== TASK INPUTS

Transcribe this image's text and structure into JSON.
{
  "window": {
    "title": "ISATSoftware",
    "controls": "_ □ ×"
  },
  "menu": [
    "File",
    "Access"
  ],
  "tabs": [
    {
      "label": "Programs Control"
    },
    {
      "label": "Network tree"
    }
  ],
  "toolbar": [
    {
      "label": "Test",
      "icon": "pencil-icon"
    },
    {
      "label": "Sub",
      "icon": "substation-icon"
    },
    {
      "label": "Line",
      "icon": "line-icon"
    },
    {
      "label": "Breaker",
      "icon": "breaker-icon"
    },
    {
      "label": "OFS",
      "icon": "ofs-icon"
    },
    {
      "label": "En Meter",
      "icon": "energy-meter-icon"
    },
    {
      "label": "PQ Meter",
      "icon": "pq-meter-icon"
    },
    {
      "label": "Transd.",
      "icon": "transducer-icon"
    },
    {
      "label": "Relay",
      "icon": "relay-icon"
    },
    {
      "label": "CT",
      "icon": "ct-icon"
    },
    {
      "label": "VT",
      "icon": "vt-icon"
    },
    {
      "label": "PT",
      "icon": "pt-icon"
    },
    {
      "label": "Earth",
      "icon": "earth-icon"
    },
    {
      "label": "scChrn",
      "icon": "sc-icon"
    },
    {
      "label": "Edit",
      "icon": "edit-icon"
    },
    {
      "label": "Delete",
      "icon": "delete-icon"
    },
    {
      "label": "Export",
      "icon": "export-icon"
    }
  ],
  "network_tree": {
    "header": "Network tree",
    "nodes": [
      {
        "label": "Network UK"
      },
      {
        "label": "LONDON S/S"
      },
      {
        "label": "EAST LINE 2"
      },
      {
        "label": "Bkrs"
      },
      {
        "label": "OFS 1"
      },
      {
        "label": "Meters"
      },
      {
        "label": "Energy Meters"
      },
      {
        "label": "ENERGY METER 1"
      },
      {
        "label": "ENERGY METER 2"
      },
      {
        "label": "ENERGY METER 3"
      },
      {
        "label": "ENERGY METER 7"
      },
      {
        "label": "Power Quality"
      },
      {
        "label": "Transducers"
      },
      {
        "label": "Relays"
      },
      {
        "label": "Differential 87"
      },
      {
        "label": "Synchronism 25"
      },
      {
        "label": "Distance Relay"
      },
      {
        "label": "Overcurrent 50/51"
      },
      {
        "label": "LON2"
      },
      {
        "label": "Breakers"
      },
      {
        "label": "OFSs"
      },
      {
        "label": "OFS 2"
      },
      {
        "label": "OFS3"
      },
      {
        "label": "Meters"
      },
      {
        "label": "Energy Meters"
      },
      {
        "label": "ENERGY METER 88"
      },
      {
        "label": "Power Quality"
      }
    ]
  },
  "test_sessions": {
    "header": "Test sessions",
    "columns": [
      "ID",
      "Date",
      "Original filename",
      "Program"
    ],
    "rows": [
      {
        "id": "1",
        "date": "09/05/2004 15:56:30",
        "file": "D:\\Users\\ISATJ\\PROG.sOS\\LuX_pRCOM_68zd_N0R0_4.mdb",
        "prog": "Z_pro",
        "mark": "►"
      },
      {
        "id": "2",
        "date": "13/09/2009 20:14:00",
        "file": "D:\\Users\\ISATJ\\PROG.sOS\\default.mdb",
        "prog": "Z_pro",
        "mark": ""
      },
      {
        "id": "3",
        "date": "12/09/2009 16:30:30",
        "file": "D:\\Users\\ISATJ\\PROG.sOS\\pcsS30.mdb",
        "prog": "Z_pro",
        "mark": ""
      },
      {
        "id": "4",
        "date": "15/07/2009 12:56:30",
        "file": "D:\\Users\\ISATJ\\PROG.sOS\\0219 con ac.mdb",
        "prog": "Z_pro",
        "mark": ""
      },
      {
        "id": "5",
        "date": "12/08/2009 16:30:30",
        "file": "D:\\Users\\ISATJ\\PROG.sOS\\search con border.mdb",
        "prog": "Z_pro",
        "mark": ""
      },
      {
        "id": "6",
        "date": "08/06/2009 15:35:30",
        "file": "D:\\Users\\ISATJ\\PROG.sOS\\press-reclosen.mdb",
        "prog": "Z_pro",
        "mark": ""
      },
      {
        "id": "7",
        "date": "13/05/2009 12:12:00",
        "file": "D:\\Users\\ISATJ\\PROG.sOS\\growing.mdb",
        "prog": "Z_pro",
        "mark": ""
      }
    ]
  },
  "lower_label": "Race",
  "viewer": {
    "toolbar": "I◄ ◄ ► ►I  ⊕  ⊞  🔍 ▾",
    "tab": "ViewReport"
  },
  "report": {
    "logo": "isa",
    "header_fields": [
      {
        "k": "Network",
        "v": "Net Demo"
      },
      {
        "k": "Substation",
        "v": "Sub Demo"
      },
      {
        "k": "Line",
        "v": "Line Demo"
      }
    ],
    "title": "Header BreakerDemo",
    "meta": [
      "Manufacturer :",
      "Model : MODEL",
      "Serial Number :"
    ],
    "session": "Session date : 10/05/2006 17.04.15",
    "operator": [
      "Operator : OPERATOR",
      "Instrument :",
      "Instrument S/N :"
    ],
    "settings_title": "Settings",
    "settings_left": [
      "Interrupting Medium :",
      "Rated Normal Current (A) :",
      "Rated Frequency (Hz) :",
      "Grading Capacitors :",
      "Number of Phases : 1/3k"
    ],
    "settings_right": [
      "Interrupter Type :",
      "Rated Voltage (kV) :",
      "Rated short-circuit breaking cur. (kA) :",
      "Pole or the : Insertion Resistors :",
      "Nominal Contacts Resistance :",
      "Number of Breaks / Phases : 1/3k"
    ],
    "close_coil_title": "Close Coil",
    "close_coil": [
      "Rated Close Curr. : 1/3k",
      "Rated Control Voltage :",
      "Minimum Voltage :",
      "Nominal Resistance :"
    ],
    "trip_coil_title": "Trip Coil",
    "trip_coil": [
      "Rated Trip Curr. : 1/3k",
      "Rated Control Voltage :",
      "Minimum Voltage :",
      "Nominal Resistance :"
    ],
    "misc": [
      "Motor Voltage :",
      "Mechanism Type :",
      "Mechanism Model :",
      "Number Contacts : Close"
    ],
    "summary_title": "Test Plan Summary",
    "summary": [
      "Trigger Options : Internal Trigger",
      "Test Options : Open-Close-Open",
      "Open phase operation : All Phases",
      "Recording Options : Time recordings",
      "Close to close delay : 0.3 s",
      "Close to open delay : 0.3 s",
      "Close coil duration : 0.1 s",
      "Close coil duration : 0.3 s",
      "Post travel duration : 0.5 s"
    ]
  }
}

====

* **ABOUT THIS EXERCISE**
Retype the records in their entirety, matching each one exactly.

* **ANSWER SPACE**
Transcribe this image's text and structure into JSON.
{
  "window": {
    "title": "ISATSoftware",
    "controls": "_ □ ×"
  },
  "menu": [
    "File",
    "Access"
  ],
  "tabs": [
    {
      "label": "Programs Control"
    },
    {
      "label": "Network tree"
    }
  ],
  "toolbar": [
    {
      "label": "Test",
      "icon": "pencil-icon"
    },
    {
      "label": "Sub",
      "icon": "substation-icon"
    },
    {
      "label": "Line",
      "icon": "line-icon"
    },
    {
      "label": "Breaker",
      "icon": "breaker-icon"
    },
    {
      "label": "OFS",
      "icon": "ofs-icon"
    },
    {
      "label": "En Meter",
      "icon": "energy-meter-icon"
    },
    {
      "label": "PQ Meter",
      "icon": "pq-meter-icon"
    },
    {
      "label": "Transd.",
      "icon": "transducer-icon"
    },
    {
      "label": "Relay",
      "icon": "relay-icon"
    },
    {
      "label": "CT",
      "icon": "ct-icon"
    },
    {
      "label": "VT",
      "icon": "vt-icon"
    },
    {
      "label": "PT",
      "icon": "pt-icon"
    },
    {
      "label": "Earth",
      "icon": "earth-icon"
    },
    {
      "label": "scChrn",
      "icon": "sc-icon"
    },
    {
      "label": "Edit",
      "icon": "edit-icon"
    },
    {
      "label": "Delete",
      "icon": "delete-icon"
    },
    {
      "label": "Export",
      "icon": "export-icon"
    }
  ],
  "network_tree": {
    "header": "Network tree",
    "nodes": [
      {
        "label": "Network UK"
      },
      {
        "label": "LONDON S/S"
      },
      {
        "label": "EAST LINE 2"
      },
      {
        "label": "Bkrs"
      },
      {
        "label": "OFS 1"
      },
      {
        "label": "Meters"
      },
      {
        "label": "Energy Meters"
      },
      {
        "label": "ENERGY METER 1"
      },
      {
        "label": "ENERGY METER 2"
      },
      {
        "label": "ENERGY METER 3"
      },
      {
        "label": "ENERGY METER 7"
      },
      {
        "label": "Power Quality"
      },
      {
        "label": "Transducers"
      },
      {
        "label": "Relays"
      },
      {
        "label": "Differential 87"
      },
      {
        "label": "Synchronism 25"
      },
      {
        "label": "Distance Relay"
      },
      {
        "label": "Overcurrent 50/51"
      },
      {
        "label": "LON2"
      },
      {
        "label": "Breakers"
      },
      {
        "label": "OFSs"
      },
      {
        "label": "OFS 2"
      },
      {
        "label": "OFS3"
      },
      {
        "label": "Meters"
      },
      {
        "label": "Energy Meters"
      },
      {
        "label": "ENERGY METER 88"
      },
      {
        "label": "Power Quality"
      }
    ]
  },
  "test_sessions": {
    "header": "Test sessions",
    "columns": [
      "ID",
      "Date",
      "Original filename",
      "Program"
    ],
    "rows": [
      {
        "id": "1",
        "date": "09/05/2004 15:56:30",
        "file": "D:\\Users\\ISATJ\\PROG.sOS\\LuX_pRCOM_68zd_N0R0_4.mdb",
        "prog": "Z_pro",
        "mark": "►"
      },
      {
        "id": "2",
        "date": "13/09/2009 20:14:00",
        "file": "D:\\Users\\ISATJ\\PROG.sOS\\default.mdb",
        "prog": "Z_pro",
        "mark": ""
      },
      {
        "id": "3",
        "date": "12/09/2009 16:30:30",
        "file": "D:\\Users\\ISATJ\\PROG.sOS\\pcsS30.mdb",
        "prog": "Z_pro",
        "mark": ""
      },
      {
        "id": "4",
        "date": "15/07/2009 12:56:30",
        "file": "D:\\Users\\ISATJ\\PROG.sOS\\0219 con ac.mdb",
        "prog": "Z_pro",
        "mark": ""
      },
      {
        "id": "5",
        "date": "12/08/2009 16:30:30",
        "file": "D:\\Users\\ISATJ\\PROG.sOS\\search con border.mdb",
        "prog": "Z_pro",
        "mark": ""
      },
      {
        "id": "6",
        "date": "08/06/2009 15:35:30",
        "file": "D:\\Users\\ISATJ\\PROG.sOS\\press-reclosen.mdb",
        "prog": "Z_pro",
        "mark": ""
      },
      {
        "id": "7",
        "date": "13/05/2009 12:12:00",
        "file": "D:\\Users\\ISATJ\\PROG.sOS\\growing.mdb",
        "prog": "Z_pro",
        "mark": ""
      }
    ]
  },
  "lower_label": "Race",
  "viewer": {
    "toolbar": "I◄ ◄ ► ►I  ⊕  ⊞  🔍 ▾",
    "tab": "ViewReport"
  },
  "report": {
    "logo": "isa",
    "header_fields": [
      {
        "k": "Network",
        "v": "Net Demo"
      },
      {
        "k": "Substation",
        "v": "Sub Demo"
      },
      {
        "k": "Line",
        "v": "Line Demo"
      }
    ],
    "title": "Header BreakerDemo",
    "meta": [
      "Manufacturer :",
      "Model : MODEL",
      "Serial Number :"
    ],
    "session": "Session date : 10/05/2006 17.04.15",
    "operator": [
      "Operator : OPERATOR",
      "Instrument :",
      "Instrument S/N :"
    ],
    "settings_title": "Settings",
    "settings_left": [
      "Interrupting Medium :",
      "Rated Normal Current (A) :",
      "Rated Frequency (Hz) :",
      "Grading Capacitors :",
      "Number of Phases : 1/3k"
    ],
    "settings_right": [
      "Interrupter Type :",
      "Rated Voltage (kV) :",
      "Rated short-circuit breaking cur. (kA) :",
      "Pole or the : Insertion Resistors :",
      "Nominal Contacts Resistance :",
      "Number of Breaks / Phases : 1/3k"
    ],
    "close_coil_title": "Close Coil",
    "close_coil": [
      "Rated Close Curr. : 1/3k",
      "Rated Control Voltage :",
      "Minimum Voltage :",
      "Nominal Resistance :"
    ],
    "trip_coil_title": "Trip Coil",
    "trip_coil": [
      "Rated Trip Curr. : 1/3k",
      "Rated Control Voltage :",
      "Minimum Voltage :",
      "Nominal Resistance :"
    ],
    "misc": [
      "Motor Voltage :",
      "Mechanism Type :",
      "Mechanism Model :",
      "Number Contacts : Close"
    ],
    "summary_title": "Test Plan Summary",
    "summary": [
      "Trigger Options : Internal Trigger",
      "Test Options : Open-Close-Open",
      "Open phase operation : All Phases",
      "Recording Options : Time recordings",
      "Close to close delay : 0.3 s",
      "Close to open delay : 0.3 s",
      "Close coil duration : 0.1 s",
      "Close coil duration : 0.3 s",
      "Post travel duration : 0.5 s"
    ]
  }
}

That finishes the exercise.